Three Imaginary Girls

Seattle's Indie-Pop Press – Music Reviews, Film Reviews, and Big Fun

After three years in the planning and created in two months of breathless, obsessive thickening, involving near twenty-five classically trained and experimental musicians, toggled between Seattle, WA and the Parenthetical Girls' home-base of Portland, Oregon, their third album Entanglements is boisterously, melodramatically ambitious.

Repeated listening — OK, breathless, obsessive listening — has proven that its linguistic acrobatics and near-supernatural emotional metonymy is worthy of its emulous goals. Entanglements may be called fey by mooks and fools, but it is not for the faint of heart.

This is the first PG album that I have experienced — up until now I'd only seen them live only once, and only heard bits of their debut (((GRRRLS))) and the attention-grabbing 2006 release Safe As Houses. Entanglements was intended to follow up their first record, but the ideas that founder Zac Pennington and his occasional collaborators were coming up with, based on visions of a highly conceptual orchestral scale, required such adhesion that the cycle was set aside until Pennington could fully articulate them.

Pennington brought together a core of musicians — starting with longtime producer, engineer, and co-conspirator Jherek Bischoff of The Dead Science, adding multi-instrumentalists Rachael Jensen, Eddy Crichton, and the reportedly extremely versatile Matt Carlson — who help Pennington create an effervescent tapestry of song and sound for this third record.

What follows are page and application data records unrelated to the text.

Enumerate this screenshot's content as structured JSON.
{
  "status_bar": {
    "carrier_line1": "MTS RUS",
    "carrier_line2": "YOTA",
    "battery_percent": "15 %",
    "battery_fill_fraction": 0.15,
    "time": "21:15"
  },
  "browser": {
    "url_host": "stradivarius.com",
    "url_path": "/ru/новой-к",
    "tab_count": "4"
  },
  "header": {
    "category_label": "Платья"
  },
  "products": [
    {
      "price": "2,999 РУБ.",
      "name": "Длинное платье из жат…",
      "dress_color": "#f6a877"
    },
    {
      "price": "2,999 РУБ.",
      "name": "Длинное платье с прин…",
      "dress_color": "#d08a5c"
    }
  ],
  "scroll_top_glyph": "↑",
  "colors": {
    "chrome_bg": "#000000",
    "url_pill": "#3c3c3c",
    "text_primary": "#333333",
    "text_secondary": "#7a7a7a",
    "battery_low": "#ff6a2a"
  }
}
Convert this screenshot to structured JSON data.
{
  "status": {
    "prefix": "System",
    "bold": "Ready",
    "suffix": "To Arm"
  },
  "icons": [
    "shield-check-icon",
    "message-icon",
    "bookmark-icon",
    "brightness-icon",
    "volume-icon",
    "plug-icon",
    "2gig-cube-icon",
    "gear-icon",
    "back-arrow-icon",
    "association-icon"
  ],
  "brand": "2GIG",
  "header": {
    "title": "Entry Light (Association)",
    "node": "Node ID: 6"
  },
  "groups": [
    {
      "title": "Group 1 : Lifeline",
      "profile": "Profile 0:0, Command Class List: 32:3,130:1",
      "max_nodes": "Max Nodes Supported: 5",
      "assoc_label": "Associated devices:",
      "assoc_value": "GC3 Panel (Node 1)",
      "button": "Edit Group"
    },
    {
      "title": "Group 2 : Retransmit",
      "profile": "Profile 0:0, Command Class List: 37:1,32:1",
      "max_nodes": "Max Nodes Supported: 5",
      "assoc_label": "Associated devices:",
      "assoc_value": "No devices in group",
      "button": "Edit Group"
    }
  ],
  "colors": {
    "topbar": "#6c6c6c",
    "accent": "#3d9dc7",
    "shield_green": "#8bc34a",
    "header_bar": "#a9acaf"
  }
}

This release does more than dabble in pretentious rock chamber-pop, using strings to evoke moods that normally transcend the normal alternative rock music fan's emotional base; Entanglements comes off as exciting as maybe the first time you heard The Smiths, but much scarier and challenging; I would rather liken it to the personal discovery of the Velvet Underground, when an open mind is enraptured by what real art-song lyrics and music can be when crafted and performed for those who have grown up in the silhouettes of Burroughs, the Beatles, and the bomb.

Pennington's brave and beautiful falsetto drives the scabrous and perturbing imagery of "Young Eucharists" and "GUT Symmetries" to seem as transgressive as "Venus in Furs" or "What Difference Does It Make?" but with the most epicurean and voluptuous string-led parlor room music you can imagine to accompany them.

The Parenthetical Girls and their album Entanglements is (perhaps gleefully) not for everybody. It was probably planned that way, but part of me thinks it should be out there written about in every magazine and on every website, its abject honesty and boldness like an afflatus, a wind from everywhere.

However, a practical warning would be that it is not for fans of the guitars, bass, and drums archetype. This is, to be honest, probably nowhere near rock and roll (though like a tall glass of pernod it rocks for me!). People might consider it precious and scholastic, but to me it feels like a bracing, invigorating change of pace from the norm.

If you'd rather your luxurious violent femme rhapsodies be more fashionable Xiu Xiu Kenneth Anger-rock-based or full-throttle blood-thirsty apeshit Dead Science style (Zac is also joined here by Sam Mickens from that band as well) Entanglements might be too literary for you. I would beg the listener who is bored with bands not taking things far enough, not saying a little too much, not ever revealing the transvaluation of all values through masterful musical persuasiveness to throw in with me and recurrently enjoy what might be my favorite record of the year.